Systems of Trust surround us.
We rely on them thousands of times a day to help us establish trust with people we don’t know.
It could be a merchant in Venice who takes Visa, an Airbnb host in Rome, or an Uber driver in Florence. Ah, the pre-coronavirus days.
But it’s also the credit agency, the DMV, the college, law school, medical school, the restaurant reviewer, or the journalist on CNN.
Yet, the centralized models responsible for delivering trust as an output are showing their age.
They are not scaling well to handle the challenges of a digital world. The result is increased fear, uncertainty, and doubt for billions of people around the world.
Without trust at the foundation of our interactions with other people, the world becomes a very unpleasant place.
For me, the potential of public blockchains represents a way to install digital trust at both a global scale and at a foundational layer.
But, explaining that to other people -and myself- has been a very frustrating challenge.
A decentralized system of trust is an entirely new paradigm because it’s based on an innovation that only arrived in 2009. And it’s not like I fully “get it” myself, even after 4.5 years studying it.
Still, there’s a strange feeling that is pulling and pushing me in this direction.
It’s scary and intimidating to go into uncharted territory. There are no guarantees of success and my ego and means of family support are on the line.
What provides some of the courage is a different System of Trust.
It’s one that we all have.
It’s our internal System of Trust.
You should know it. After all, you built it. You just have to learn to have confidence in its output.
It’s the voice you hear inside when you read a Gaping Void post telling you that “creatives need a lot of downtime.”
That’s when you put your internal System of Trust to work.
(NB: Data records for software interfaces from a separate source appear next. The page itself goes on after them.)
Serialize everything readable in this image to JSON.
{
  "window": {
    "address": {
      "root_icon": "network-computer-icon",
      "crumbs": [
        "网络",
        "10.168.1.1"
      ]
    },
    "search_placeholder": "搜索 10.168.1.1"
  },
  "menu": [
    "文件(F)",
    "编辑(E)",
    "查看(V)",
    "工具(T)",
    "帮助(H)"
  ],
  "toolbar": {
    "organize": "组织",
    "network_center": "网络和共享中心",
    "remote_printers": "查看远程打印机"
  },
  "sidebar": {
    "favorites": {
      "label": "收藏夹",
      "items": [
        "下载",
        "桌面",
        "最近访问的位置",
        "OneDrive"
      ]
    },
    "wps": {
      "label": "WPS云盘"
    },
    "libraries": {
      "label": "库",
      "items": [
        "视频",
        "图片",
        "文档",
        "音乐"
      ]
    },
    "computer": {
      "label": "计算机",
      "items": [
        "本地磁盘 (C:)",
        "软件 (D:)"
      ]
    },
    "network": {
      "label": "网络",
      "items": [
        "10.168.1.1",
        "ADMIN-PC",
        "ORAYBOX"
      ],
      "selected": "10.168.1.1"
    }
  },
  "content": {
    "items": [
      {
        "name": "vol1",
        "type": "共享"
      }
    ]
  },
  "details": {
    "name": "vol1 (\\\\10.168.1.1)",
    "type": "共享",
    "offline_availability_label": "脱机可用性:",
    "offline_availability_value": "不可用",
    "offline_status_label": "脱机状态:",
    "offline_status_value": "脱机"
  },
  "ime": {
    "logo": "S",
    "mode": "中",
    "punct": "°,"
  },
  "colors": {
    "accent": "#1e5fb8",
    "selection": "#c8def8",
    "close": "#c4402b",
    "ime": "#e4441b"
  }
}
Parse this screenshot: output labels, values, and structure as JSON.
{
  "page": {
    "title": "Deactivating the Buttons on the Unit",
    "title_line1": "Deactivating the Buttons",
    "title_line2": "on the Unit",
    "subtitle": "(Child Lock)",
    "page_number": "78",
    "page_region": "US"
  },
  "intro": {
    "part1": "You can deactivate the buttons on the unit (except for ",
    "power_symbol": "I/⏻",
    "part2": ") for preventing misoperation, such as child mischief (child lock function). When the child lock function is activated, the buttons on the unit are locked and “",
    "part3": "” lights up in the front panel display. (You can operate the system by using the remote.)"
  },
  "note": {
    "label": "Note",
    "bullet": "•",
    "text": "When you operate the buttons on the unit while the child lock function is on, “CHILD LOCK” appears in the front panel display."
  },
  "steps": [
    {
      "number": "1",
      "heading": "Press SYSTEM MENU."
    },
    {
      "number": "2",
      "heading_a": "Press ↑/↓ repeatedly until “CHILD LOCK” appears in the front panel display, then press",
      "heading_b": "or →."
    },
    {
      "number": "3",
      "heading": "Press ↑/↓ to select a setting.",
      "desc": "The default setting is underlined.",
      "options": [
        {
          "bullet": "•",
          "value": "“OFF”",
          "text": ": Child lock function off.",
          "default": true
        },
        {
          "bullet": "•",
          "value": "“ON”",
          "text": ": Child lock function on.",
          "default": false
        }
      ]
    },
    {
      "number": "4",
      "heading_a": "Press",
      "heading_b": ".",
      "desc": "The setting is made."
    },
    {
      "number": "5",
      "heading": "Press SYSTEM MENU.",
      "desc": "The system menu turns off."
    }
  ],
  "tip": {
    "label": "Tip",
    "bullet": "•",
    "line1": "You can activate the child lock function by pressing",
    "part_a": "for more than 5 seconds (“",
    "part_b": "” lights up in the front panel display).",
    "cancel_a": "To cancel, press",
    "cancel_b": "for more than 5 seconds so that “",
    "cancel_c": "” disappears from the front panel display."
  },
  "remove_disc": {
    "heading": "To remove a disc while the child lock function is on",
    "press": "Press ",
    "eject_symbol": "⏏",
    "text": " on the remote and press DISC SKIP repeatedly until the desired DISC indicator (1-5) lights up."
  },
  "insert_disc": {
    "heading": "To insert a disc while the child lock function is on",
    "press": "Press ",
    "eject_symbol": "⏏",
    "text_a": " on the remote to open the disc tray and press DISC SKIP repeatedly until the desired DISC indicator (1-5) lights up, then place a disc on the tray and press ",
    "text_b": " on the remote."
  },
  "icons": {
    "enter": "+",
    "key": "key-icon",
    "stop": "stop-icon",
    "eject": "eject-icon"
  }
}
You begin to embrace the in-between states, turn down the self-criticism, recognize that the journey is the process, and not agonize about it.
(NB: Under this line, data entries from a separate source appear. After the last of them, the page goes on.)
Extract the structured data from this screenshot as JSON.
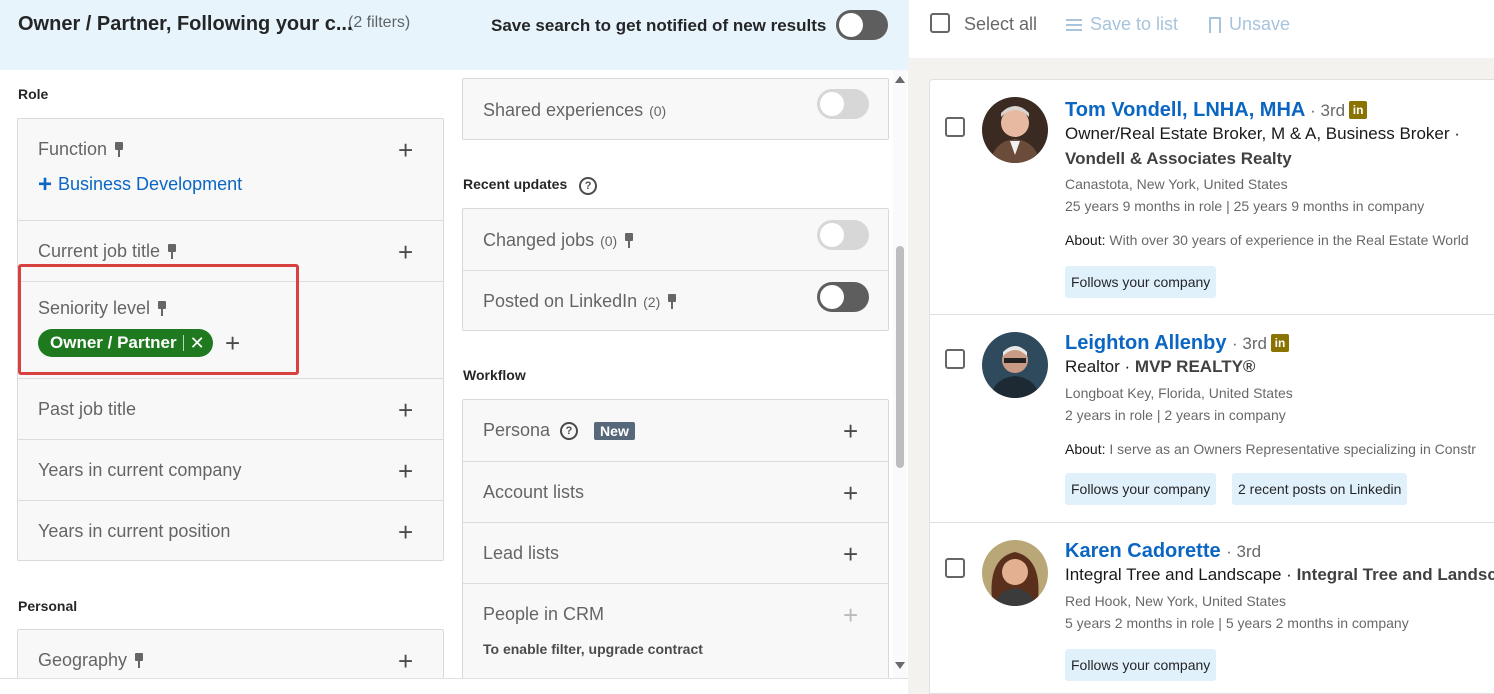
{
  "search": {
    "title": "Owner / Partner, Following your c...",
    "filter_count": "(2 filters)",
    "save_label": "Save search to get notified of new results"
  },
  "sections": {
    "role": "Role",
    "personal": "Personal",
    "recent_updates": "Recent updates",
    "workflow": "Workflow"
  },
  "role_filters": {
    "function": "Function",
    "function_selected": "Business Development",
    "current_job_title": "Current job title",
    "seniority_level": "Seniority level",
    "seniority_pill": "Owner / Partner",
    "past_job_title": "Past job title",
    "years_company": "Years in current company",
    "years_position": "Years in current position"
  },
  "personal_filters": {
    "geography": "Geography"
  },
  "spotlight_filters": {
    "shared_experiences": "Shared experiences",
    "shared_experiences_count": "(0)"
  },
  "recent_updates": {
    "changed_jobs": "Changed jobs",
    "changed_jobs_count": "(0)",
    "posted_linkedin": "Posted on LinkedIn",
    "posted_linkedin_count": "(2)"
  },
  "workflow": {
    "persona": "Persona",
    "persona_badge": "New",
    "account_lists": "Account lists",
    "lead_lists": "Lead lists",
    "people_in_crm": "People in CRM",
    "people_in_crm_note": "To enable filter, upgrade contract"
  },
  "toolbar": {
    "select_all": "Select all",
    "save_to_list": "Save to list",
    "unsave": "Unsave"
  },
  "leads": [
    {
      "name": "Tom Vondell, LNHA, MHA",
      "degree": "· 3rd",
      "title": "Owner/Real Estate Broker, M & A, Business Broker ·",
      "company": "Vondell & Associates Realty",
      "location": "Canastota, New York, United States",
      "tenure": "25 years 9 months in role | 25 years 9 months in company",
      "about_label": "About:",
      "about": "With over 30 years of experience in the Real Estate World",
      "tags": [
        "Follows your company"
      ]
    },
    {
      "name": "Leighton Allenby",
      "degree": "· 3rd",
      "title": "Realtor ·",
      "company": "MVP REALTY®",
      "location": "Longboat Key, Florida, United States",
      "tenure": "2 years in role | 2 years in company",
      "about_label": "About:",
      "about": "I serve as an Owners Representative specializing in Constr",
      "tags": [
        "Follows your company",
        "2 recent posts on Linkedin"
      ]
    },
    {
      "name": "Karen Cadorette",
      "degree": "· 3rd",
      "title": "Integral Tree and Landscape ·",
      "company": "Integral Tree and Landsca",
      "location": "Red Hook, New York, United States",
      "tenure": "5 years 2 months in role | 5 years 2 months in company",
      "tags": [
        "Follows your company"
      ]
    }
  ],
  "colors": {
    "accent": "#0a66c2",
    "pill_green": "#1f7a1f",
    "highlight_red": "#d94040",
    "top_bar": "#e8f4fb"
  }
}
Well, agonize about it less, at least…there’s only so much relaxation a recovering Type-A, east coast, semi-neurotic Jewish guy can do 😉
The first step is to expand your awareness about all of Systems of Trust that surround you.
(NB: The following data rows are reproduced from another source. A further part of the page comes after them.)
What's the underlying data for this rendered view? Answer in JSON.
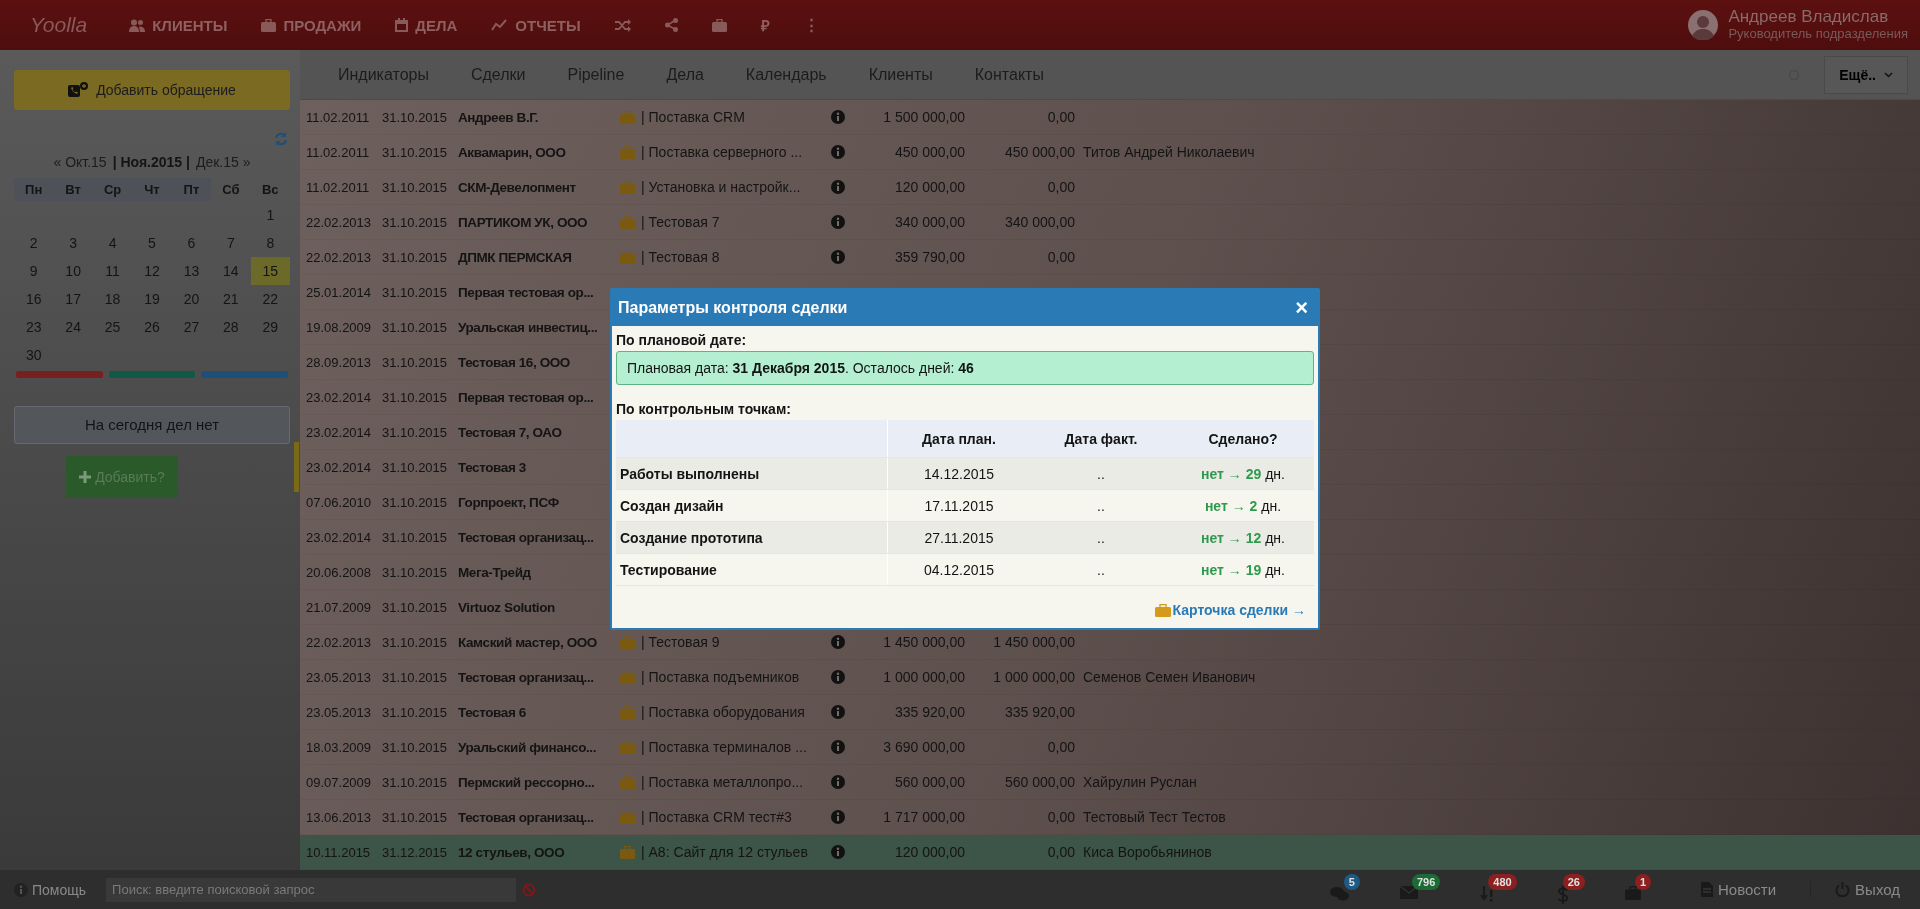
{
  "topbar": {
    "logo": "Yoolla",
    "nav": [
      {
        "kind": "users",
        "label": "КЛИЕНТЫ"
      },
      {
        "kind": "briefcase",
        "label": "ПРОДАЖИ"
      },
      {
        "kind": "calendar",
        "label": "ДЕЛА"
      },
      {
        "kind": "chart",
        "label": "ОТЧЕТЫ"
      },
      {
        "kind": "shuffle"
      },
      {
        "kind": "share"
      },
      {
        "kind": "suitcase"
      },
      {
        "kind": "glyph",
        "label": "₽"
      },
      {
        "kind": "glyph",
        "label": "⋮"
      }
    ],
    "user": {
      "name": "Андреев Владислав",
      "role": "Руководитель подразделения"
    }
  },
  "sidebar": {
    "add_button": "Добавить обращение",
    "calendar": {
      "prev": "« Окт.15",
      "current": "| **Ноя.2015** |",
      "next": "Дек.15 »",
      "weekdays": [
        "Пн",
        "Вт",
        "Ср",
        "Чт",
        "Пт",
        "Сб",
        "Вс"
      ],
      "weeks": [
        [
          {
            "day": "1",
            "today": false
          }
        ],
        [
          {
            "day": "2",
            "today": false
          },
          {
            "day": "3",
            "today": false
          },
          {
            "day": "4",
            "today": false
          },
          {
            "day": "5",
            "today": false
          },
          {
            "day": "6",
            "today": false
          },
          {
            "day": "7",
            "today": false
          },
          {
            "day": "8",
            "today": false
          }
        ],
        [
          {
            "day": "9",
            "today": false
          },
          {
            "day": "10",
            "today": false
          },
          {
            "day": "11",
            "today": false
          },
          {
            "day": "12",
            "today": false
          },
          {
            "day": "13",
            "today": false
          },
          {
            "day": "14",
            "today": false
          },
          {
            "day": "15",
            "today": true
          }
        ],
        [
          {
            "day": "16",
            "today": false
          },
          {
            "day": "17",
            "today": false
          },
          {
            "day": "18",
            "today": false
          },
          {
            "day": "19",
            "today": false
          },
          {
            "day": "20",
            "today": false
          },
          {
            "day": "21",
            "today": false
          },
          {
            "day": "22",
            "today": false
          }
        ],
        [
          {
            "day": "23",
            "today": false
          },
          {
            "day": "24",
            "today": false
          },
          {
            "day": "25",
            "today": false
          },
          {
            "day": "26",
            "today": false
          },
          {
            "day": "27",
            "today": false
          },
          {
            "day": "28",
            "today": false
          },
          {
            "day": "29",
            "today": false
          }
        ],
        [
          {
            "day": "30",
            "today": false
          }
        ]
      ],
      "legend": [
        {
          "color": "#7a1f1f"
        },
        {
          "color": "#0f5a45"
        },
        {
          "color": "#1d4f78"
        }
      ]
    },
    "today_notice": "На сегодня дел нет",
    "add_task": "Добавить?"
  },
  "tabs": [
    {
      "label": "Индикаторы"
    },
    {
      "label": "Сделки"
    },
    {
      "label": "Pipeline"
    },
    {
      "label": "Дела"
    },
    {
      "label": "Календарь"
    },
    {
      "label": "Клиенты"
    },
    {
      "label": "Контакты"
    }
  ],
  "more_button": "Ещё..",
  "deals": [
    {
      "created": "11.02.2011",
      "due": "31.10.2015",
      "client": "Андреев В.Г.",
      "deal": "| Поставка CRM",
      "amount": "1 500 000,00",
      "paid": "0,00",
      "flagged": false,
      "highlighted": false
    },
    {
      "created": "11.02.2011",
      "due": "31.10.2015",
      "client": "Аквамарин, ООО",
      "deal": "| Поставка серверного ...",
      "amount": "450 000,00",
      "paid": "450 000,00",
      "manager": "Титов Андрей Николаевич",
      "flagged": false,
      "highlighted": false
    },
    {
      "created": "11.02.2011",
      "due": "31.10.2015",
      "client": "СКМ-Девелопмент",
      "deal": "| Установка и настройк...",
      "amount": "120 000,00",
      "paid": "0,00",
      "flagged": false,
      "highlighted": false
    },
    {
      "created": "22.02.2013",
      "due": "31.10.2015",
      "client": "ПАРТИКОМ УК, ООО",
      "deal": "| Тестовая 7",
      "amount": "340 000,00",
      "paid": "340 000,00",
      "flagged": false,
      "highlighted": false
    },
    {
      "created": "22.02.2013",
      "due": "31.10.2015",
      "client": "ДПМК ПЕРМСКАЯ",
      "deal": "| Тестовая 8",
      "amount": "359 790,00",
      "paid": "0,00",
      "flagged": false,
      "highlighted": false
    },
    {
      "created": "25.01.2014",
      "due": "31.10.2015",
      "client": "Первая тестовая ор...",
      "flagged": false,
      "highlighted": false
    },
    {
      "created": "19.08.2009",
      "due": "31.10.2015",
      "client": "Уральская инвестиц...",
      "flagged": false,
      "highlighted": false
    },
    {
      "created": "28.09.2013",
      "due": "31.10.2015",
      "client": "Тестовая 16, ООО",
      "flagged": false,
      "highlighted": false
    },
    {
      "created": "23.02.2014",
      "due": "31.10.2015",
      "client": "Первая тестовая ор...",
      "flagged": false,
      "highlighted": false
    },
    {
      "created": "23.02.2014",
      "due": "31.10.2015",
      "client": "Тестовая 7, ОАО",
      "flagged": false,
      "highlighted": false
    },
    {
      "created": "23.02.2014",
      "due": "31.10.2015",
      "client": "Тестовая 3",
      "flagged": true,
      "highlighted": false
    },
    {
      "created": "07.06.2010",
      "due": "31.10.2015",
      "client": "Горпроект, ПСФ",
      "flagged": false,
      "highlighted": false
    },
    {
      "created": "23.02.2014",
      "due": "31.10.2015",
      "client": "Тестовая организац...",
      "flagged": false,
      "highlighted": false
    },
    {
      "created": "20.06.2008",
      "due": "31.10.2015",
      "client": "Мега-Трейд",
      "flagged": false,
      "highlighted": false
    },
    {
      "created": "21.07.2009",
      "due": "31.10.2015",
      "client": "Virtuoz Solution",
      "flagged": false,
      "highlighted": false
    },
    {
      "created": "22.02.2013",
      "due": "31.10.2015",
      "client": "Камский мастер, ООО",
      "deal": "| Тестовая 9",
      "amount": "1 450 000,00",
      "paid": "1 450 000,00",
      "flagged": false,
      "highlighted": false
    },
    {
      "created": "23.05.2013",
      "due": "31.10.2015",
      "client": "Тестовая организац...",
      "deal": "| Поставка подъемников",
      "amount": "1 000 000,00",
      "paid": "1 000 000,00",
      "manager": "Семенов Семен Иванович",
      "flagged": false,
      "highlighted": false
    },
    {
      "created": "23.05.2013",
      "due": "31.10.2015",
      "client": "Тестовая 6",
      "deal": "| Поставка оборудования",
      "amount": "335 920,00",
      "paid": "335 920,00",
      "flagged": false,
      "highlighted": false
    },
    {
      "created": "18.03.2009",
      "due": "31.10.2015",
      "client": "Уральский финансо...",
      "deal": "| Поставка терминалов ...",
      "amount": "3 690 000,00",
      "paid": "0,00",
      "flagged": false,
      "highlighted": false
    },
    {
      "created": "09.07.2009",
      "due": "31.10.2015",
      "client": "Пермский рессорно...",
      "deal": "| Поставка металлопро...",
      "amount": "560 000,00",
      "paid": "560 000,00",
      "manager": "Хайрулин Руслан",
      "flagged": false,
      "highlighted": false
    },
    {
      "created": "13.06.2013",
      "due": "31.10.2015",
      "client": "Тестовая организац...",
      "deal": "| Поставка CRM тест#3",
      "amount": "1 717 000,00",
      "paid": "0,00",
      "manager": "Тестовый Тест Тестов",
      "flagged": false,
      "highlighted": false
    },
    {
      "created": "10.11.2015",
      "due": "31.12.2015",
      "client": "12 стульев, ООО",
      "deal": "| А8: Сайт для 12 стульев",
      "amount": "120 000,00",
      "paid": "0,00",
      "manager": "Киса Воробьянинов",
      "flagged": false,
      "highlighted": true
    }
  ],
  "modal": {
    "title": "Параметры контроля сделки",
    "close": "×",
    "plan_heading": "По плановой дате:",
    "plan_notice": "Плановая дата: **31 Декабря 2015**. Осталось дней: **46**",
    "points_heading": "По контрольным точкам:",
    "columns": [
      "Дата план.",
      "Дата факт.",
      "Сделано?"
    ],
    "points": [
      {
        "name": "Работы выполнены",
        "plan": "14.12.2015",
        "fact": "..",
        "done": "**нет → 29** дн."
      },
      {
        "name": "Создан дизайн",
        "plan": "17.11.2015",
        "fact": "..",
        "done": "**нет → 2** дн."
      },
      {
        "name": "Создание прототипа",
        "plan": "27.11.2015",
        "fact": "..",
        "done": "**нет → 12** дн."
      },
      {
        "name": "Тестирование",
        "plan": "04.12.2015",
        "fact": "..",
        "done": "**нет → 19** дн."
      }
    ],
    "link": "Карточка сделки →"
  },
  "footer": {
    "help": "Помощь",
    "search": {
      "placeholder": "Поиск: введите поисковой запрос"
    },
    "counters": [
      {
        "kind": "chat",
        "count": "5",
        "color": "#1d5a85"
      },
      {
        "kind": "mail",
        "count": "796",
        "color": "#1b6b35"
      },
      {
        "kind": "alert",
        "count": "480",
        "color": "#8c2020"
      },
      {
        "kind": "dollar",
        "count": "26",
        "color": "#8c2020"
      },
      {
        "kind": "briefcase",
        "count": "1",
        "color": "#8c2020"
      }
    ],
    "news": "Новости",
    "logout": "Выход"
  }
}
As our awareness grows of the vulnerabilities of existing third-party Systems of Trust, we are compelled to improve our internal trust mechanisms. We make better decisions and we can do our best work.
The good news is that you don’t need a public blockchain to do it. But it’s going to help 😉